(Information given):
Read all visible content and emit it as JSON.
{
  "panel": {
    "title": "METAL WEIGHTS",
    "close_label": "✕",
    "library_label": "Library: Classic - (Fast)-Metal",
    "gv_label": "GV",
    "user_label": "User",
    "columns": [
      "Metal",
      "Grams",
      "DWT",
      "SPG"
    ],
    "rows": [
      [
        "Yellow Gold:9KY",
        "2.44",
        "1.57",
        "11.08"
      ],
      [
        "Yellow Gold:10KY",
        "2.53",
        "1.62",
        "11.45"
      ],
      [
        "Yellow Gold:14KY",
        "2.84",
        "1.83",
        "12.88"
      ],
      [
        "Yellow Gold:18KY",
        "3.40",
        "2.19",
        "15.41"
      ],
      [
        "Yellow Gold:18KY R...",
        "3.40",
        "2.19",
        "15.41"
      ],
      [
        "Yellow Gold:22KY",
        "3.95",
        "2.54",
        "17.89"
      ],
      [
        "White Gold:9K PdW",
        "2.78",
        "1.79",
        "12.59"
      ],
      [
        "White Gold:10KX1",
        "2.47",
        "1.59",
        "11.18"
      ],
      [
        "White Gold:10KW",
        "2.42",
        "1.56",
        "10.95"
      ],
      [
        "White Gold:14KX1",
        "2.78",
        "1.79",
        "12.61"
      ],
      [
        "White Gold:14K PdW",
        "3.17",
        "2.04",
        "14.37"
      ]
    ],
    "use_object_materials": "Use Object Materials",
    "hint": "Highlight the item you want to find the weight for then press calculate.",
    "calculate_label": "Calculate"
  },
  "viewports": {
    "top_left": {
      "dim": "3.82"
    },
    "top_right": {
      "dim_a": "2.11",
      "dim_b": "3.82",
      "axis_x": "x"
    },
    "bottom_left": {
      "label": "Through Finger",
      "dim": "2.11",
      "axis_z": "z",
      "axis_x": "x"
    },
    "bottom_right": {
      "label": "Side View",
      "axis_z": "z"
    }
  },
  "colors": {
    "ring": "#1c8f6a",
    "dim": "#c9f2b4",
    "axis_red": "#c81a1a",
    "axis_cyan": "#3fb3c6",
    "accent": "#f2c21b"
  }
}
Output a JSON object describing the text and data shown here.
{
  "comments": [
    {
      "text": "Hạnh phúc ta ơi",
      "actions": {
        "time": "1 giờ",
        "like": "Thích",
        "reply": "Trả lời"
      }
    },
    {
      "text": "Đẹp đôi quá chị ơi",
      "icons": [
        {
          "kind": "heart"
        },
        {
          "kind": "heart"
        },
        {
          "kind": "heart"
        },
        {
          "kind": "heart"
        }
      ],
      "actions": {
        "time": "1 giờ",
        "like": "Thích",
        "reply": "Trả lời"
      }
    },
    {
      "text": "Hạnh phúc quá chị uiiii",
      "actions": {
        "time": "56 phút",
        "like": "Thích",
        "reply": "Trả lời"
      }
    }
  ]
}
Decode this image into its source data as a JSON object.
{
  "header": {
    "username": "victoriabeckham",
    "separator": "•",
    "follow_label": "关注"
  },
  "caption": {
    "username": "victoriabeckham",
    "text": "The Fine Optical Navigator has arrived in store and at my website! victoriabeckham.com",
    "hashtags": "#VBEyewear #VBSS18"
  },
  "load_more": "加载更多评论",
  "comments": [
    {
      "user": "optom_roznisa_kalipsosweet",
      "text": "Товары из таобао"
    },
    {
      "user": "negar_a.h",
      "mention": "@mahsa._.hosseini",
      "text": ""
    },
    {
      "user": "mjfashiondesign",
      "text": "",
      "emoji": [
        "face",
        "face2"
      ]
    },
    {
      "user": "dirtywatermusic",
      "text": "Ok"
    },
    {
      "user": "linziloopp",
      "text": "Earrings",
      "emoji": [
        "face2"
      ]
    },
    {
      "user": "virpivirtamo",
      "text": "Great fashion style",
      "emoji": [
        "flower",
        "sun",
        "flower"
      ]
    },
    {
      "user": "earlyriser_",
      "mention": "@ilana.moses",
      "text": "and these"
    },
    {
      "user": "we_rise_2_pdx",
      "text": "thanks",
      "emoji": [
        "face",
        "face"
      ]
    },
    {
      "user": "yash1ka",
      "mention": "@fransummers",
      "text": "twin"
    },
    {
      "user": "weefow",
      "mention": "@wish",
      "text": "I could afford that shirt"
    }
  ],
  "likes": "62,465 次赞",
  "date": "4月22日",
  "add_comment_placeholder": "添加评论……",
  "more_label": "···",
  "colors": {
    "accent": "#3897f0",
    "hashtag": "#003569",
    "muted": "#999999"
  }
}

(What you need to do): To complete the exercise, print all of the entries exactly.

(Result):
Read all visible content and emit it as JSON.
{
  "panel": {
    "title": "METAL WEIGHTS",
    "close_label": "✕",
    "library_label": "Library: Classic - (Fast)-Metal",
    "gv_label": "GV",
    "user_label": "User",
    "columns": [
      "Metal",
      "Grams",
      "DWT",
      "SPG"
    ],
    "rows": [
      [
        "Yellow Gold:9KY",
        "2.44",
        "1.57",
        "11.08"
      ],
      [
        "Yellow Gold:10KY",
        "2.53",
        "1.62",
        "11.45"
      ],
      [
        "Yellow Gold:14KY",
        "2.84",
        "1.83",
        "12.88"
      ],
      [
        "Yellow Gold:18KY",
        "3.40",
        "2.19",
        "15.41"
      ],
      [
        "Yellow Gold:18KY R...",
        "3.40",
        "2.19",
        "15.41"
      ],
      [
        "Yellow Gold:22KY",
        "3.95",
        "2.54",
        "17.89"
      ],
      [
        "White Gold:9K PdW",
        "2.78",
        "1.79",
        "12.59"
      ],
      [
        "White Gold:10KX1",
        "2.47",
        "1.59",
        "11.18"
      ],
      [
        "White Gold:10KW",
        "2.42",
        "1.56",
        "10.95"
      ],
      [
        "White Gold:14KX1",
        "2.78",
        "1.79",
        "12.61"
      ],
      [
        "White Gold:14K PdW",
        "3.17",
        "2.04",
        "14.37"
      ]
    ],
    "use_object_materials": "Use Object Materials",
    "hint": "Highlight the item you want to find the weight for then press calculate.",
    "calculate_label": "Calculate"
  },
  "viewports": {
    "top_left": {
      "dim": "3.82"
    },
    "top_right": {
      "dim_a": "2.11",
      "dim_b": "3.82",
      "axis_x": "x"
    },
    "bottom_left": {
      "label": "Through Finger",
      "dim": "2.11",
      "axis_z": "z",
      "axis_x": "x"
    },
    "bottom_right": {
      "label": "Side View",
      "axis_z": "z"
    }
  },
  "colors": {
    "ring": "#1c8f6a",
    "dim": "#c9f2b4",
    "axis_red": "#c81a1a",
    "axis_cyan": "#3fb3c6",
    "accent": "#f2c21b"
  }
}
Output a JSON object describing the text and data shown here.
{
  "comments": [
    {
      "text": "Hạnh phúc ta ơi",
      "actions": {
        "time": "1 giờ",
        "like": "Thích",
        "reply": "Trả lời"
      }
    },
    {
      "text": "Đẹp đôi quá chị ơi",
      "icons": [
        {
          "kind": "heart"
        },
        {
          "kind": "heart"
        },
        {
          "kind": "heart"
        },
        {
          "kind": "heart"
        }
      ],
      "actions": {
        "time": "1 giờ",
        "like": "Thích",
        "reply": "Trả lời"
      }
    },
    {
      "text": "Hạnh phúc quá chị uiiii",
      "actions": {
        "time": "56 phút",
        "like": "Thích",
        "reply": "Trả lời"
      }
    }
  ]
}
Decode this image into its source data as a JSON object.
{
  "header": {
    "username": "victoriabeckham",
    "separator": "•",
    "follow_label": "关注"
  },
  "caption": {
    "username": "victoriabeckham",
    "text": "The Fine Optical Navigator has arrived in store and at my website! victoriabeckham.com",
    "hashtags": "#VBEyewear #VBSS18"
  },
  "load_more": "加载更多评论",
  "comments": [
    {
      "user": "optom_roznisa_kalipsosweet",
      "text": "Товары из таобао"
    },
    {
      "user": "negar_a.h",
      "mention": "@mahsa._.hosseini",
      "text": ""
    },
    {
      "user": "mjfashiondesign",
      "text": "",
      "emoji": [
        "face",
        "face2"
      ]
    },
    {
      "user": "dirtywatermusic",
      "text": "Ok"
    },
    {
      "user": "linziloopp",
      "text": "Earrings",
      "emoji": [
        "face2"
      ]
    },
    {
      "user": "virpivirtamo",
      "text": "Great fashion style",
      "emoji": [
        "flower",
        "sun",
        "flower"
      ]
    },
    {
      "user": "earlyriser_",
      "mention": "@ilana.moses",
      "text": "and these"
    },
    {
      "user": "we_rise_2_pdx",
      "text": "thanks",
      "emoji": [
        "face",
        "face"
      ]
    },
    {
      "user": "yash1ka",
      "mention": "@fransummers",
      "text": "twin"
    },
    {
      "user": "weefow",
      "mention": "@wish",
      "text": "I could afford that shirt"
    }
  ],
  "likes": "62,465 次赞",
  "date": "4月22日",
  "add_comment_placeholder": "添加评论……",
  "more_label": "···",
  "colors": {
    "accent": "#3897f0",
    "hashtag": "#003569",
    "muted": "#999999"
  }
}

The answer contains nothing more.